**WHAT NEEDS TO BE DONE:**
Below are some entries. Copy each line in them that holds "circle".

**Data records for software interfaces:**
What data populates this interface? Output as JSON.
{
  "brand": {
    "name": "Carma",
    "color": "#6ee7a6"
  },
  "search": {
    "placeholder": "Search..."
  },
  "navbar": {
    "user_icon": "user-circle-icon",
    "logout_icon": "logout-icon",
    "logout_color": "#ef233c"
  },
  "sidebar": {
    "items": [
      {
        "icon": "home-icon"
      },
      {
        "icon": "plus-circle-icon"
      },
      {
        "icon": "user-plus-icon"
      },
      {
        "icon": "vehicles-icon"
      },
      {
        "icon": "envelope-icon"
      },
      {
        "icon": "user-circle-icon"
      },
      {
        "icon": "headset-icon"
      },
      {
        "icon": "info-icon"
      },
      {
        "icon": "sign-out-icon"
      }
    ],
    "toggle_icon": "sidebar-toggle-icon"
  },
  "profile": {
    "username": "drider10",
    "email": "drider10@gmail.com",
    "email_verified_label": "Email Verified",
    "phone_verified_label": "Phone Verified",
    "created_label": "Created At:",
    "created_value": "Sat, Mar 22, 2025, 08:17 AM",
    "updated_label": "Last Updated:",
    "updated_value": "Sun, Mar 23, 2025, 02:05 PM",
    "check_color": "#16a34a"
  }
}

**WRITTEN REPLY:**
    "user_icon": "user-circle-icon",
        "icon": "plus-circle-icon"
        "icon": "user-circle-icon"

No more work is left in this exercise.